_Instructions to follow_:
In how many lines of the records does "camilaparker" appear? Answer with one number.

Items from an interface collection:

━━━━━━━━━━━━━━━━

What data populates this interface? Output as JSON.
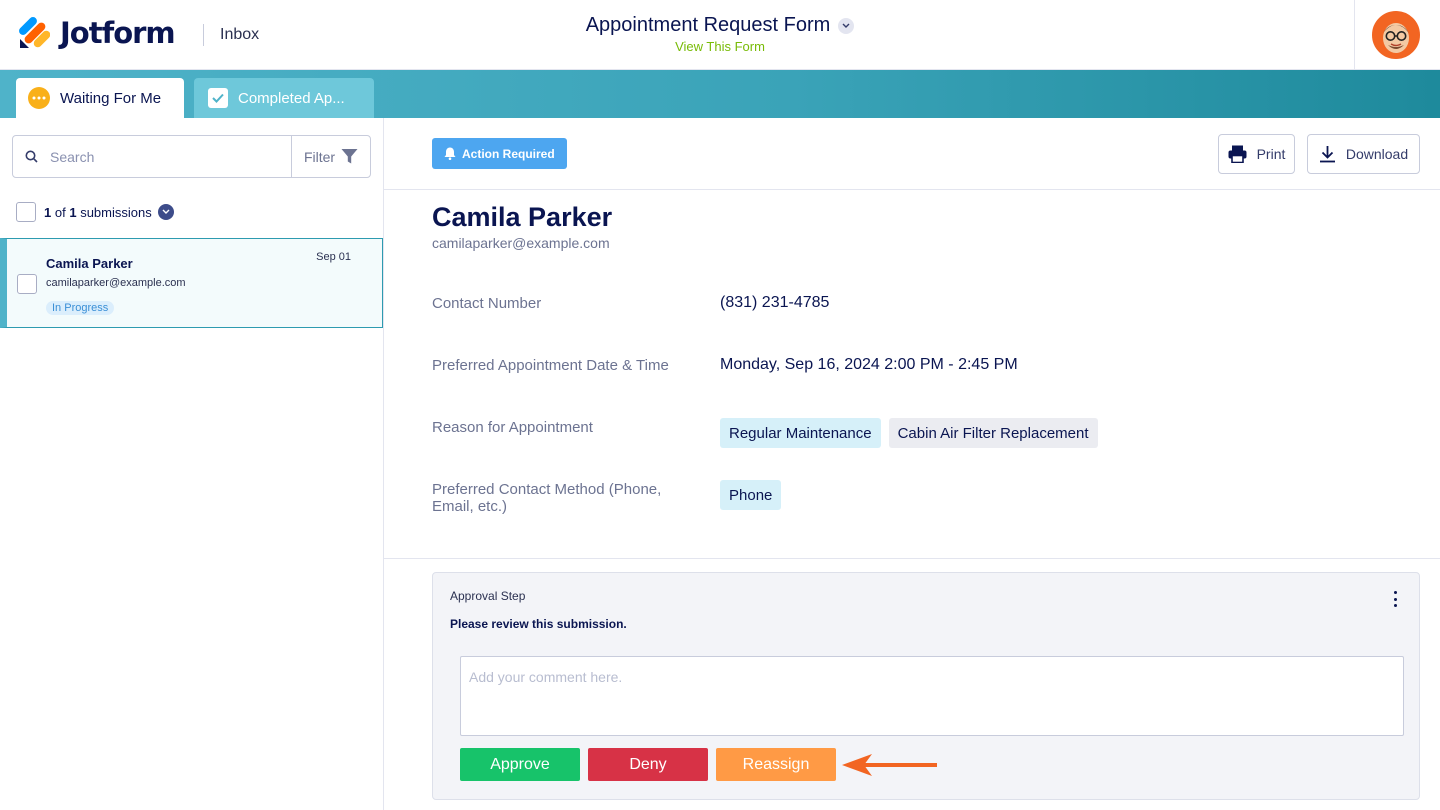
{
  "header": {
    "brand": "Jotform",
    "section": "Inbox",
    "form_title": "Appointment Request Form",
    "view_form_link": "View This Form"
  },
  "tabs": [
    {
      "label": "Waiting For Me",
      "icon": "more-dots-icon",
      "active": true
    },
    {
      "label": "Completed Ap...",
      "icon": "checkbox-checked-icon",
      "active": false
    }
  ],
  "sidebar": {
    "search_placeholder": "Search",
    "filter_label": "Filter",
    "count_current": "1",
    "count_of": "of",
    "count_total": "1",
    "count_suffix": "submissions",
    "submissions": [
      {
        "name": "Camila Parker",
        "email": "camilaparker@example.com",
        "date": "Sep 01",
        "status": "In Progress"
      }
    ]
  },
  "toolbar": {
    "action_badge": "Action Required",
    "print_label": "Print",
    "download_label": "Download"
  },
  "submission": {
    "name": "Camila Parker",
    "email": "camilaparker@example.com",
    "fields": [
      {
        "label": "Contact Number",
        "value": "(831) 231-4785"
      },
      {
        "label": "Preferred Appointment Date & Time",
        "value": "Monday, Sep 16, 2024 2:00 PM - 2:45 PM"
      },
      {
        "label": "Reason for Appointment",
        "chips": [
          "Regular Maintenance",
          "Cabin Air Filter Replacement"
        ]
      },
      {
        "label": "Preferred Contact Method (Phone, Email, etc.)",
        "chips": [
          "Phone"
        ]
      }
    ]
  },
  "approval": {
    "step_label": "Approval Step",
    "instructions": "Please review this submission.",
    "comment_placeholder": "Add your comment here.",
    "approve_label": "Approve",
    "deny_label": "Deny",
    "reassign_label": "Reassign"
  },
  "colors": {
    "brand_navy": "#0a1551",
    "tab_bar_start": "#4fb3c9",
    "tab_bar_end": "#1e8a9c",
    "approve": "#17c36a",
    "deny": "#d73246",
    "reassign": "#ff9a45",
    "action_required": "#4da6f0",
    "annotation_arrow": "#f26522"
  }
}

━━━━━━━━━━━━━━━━

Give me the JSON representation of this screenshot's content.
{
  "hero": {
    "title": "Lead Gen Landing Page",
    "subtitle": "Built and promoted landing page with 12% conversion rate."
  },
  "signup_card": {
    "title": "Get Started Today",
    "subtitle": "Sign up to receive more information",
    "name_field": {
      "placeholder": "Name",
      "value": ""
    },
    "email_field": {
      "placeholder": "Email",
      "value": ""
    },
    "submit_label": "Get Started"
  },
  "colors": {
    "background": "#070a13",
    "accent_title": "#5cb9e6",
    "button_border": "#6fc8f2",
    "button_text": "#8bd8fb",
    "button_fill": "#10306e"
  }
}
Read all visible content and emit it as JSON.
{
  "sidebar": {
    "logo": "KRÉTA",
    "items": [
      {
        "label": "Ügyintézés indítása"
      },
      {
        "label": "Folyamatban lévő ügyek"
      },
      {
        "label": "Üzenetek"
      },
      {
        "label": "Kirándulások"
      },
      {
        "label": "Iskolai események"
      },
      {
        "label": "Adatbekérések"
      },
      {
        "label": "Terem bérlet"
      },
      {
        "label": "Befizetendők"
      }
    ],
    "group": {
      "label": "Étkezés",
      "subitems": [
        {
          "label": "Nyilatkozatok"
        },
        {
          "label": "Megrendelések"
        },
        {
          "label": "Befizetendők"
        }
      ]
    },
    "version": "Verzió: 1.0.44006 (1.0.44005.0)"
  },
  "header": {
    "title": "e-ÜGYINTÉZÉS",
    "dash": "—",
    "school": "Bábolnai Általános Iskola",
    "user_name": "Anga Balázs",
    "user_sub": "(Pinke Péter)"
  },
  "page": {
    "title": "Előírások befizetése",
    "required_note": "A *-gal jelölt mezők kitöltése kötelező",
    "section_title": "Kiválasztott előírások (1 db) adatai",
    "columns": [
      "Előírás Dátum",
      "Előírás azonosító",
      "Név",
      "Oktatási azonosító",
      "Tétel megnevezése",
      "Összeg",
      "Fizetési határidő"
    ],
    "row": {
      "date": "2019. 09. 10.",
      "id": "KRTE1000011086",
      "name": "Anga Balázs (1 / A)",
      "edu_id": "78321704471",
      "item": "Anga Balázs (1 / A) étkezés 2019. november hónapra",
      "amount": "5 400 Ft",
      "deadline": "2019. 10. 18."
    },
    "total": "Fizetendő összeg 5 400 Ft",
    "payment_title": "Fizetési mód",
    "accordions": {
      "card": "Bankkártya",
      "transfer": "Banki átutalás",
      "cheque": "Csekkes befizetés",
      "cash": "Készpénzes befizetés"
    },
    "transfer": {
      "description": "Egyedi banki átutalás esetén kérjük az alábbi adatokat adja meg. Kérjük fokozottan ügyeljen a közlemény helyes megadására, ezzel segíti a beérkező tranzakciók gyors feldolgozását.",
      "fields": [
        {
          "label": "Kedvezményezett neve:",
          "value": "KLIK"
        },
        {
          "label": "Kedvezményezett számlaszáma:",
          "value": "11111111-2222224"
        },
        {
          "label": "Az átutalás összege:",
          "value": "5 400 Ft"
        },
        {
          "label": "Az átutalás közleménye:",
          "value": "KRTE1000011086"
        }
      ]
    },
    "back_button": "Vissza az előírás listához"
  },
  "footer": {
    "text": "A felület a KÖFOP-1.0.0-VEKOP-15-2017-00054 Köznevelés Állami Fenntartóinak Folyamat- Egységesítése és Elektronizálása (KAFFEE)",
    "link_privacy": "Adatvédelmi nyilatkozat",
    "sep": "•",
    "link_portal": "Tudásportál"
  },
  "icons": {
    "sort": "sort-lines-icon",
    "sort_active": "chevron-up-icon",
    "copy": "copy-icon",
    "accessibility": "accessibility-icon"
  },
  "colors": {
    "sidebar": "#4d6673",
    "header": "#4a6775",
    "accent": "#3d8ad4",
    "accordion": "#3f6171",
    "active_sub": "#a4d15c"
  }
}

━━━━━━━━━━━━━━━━

_Response for this exercise_:
2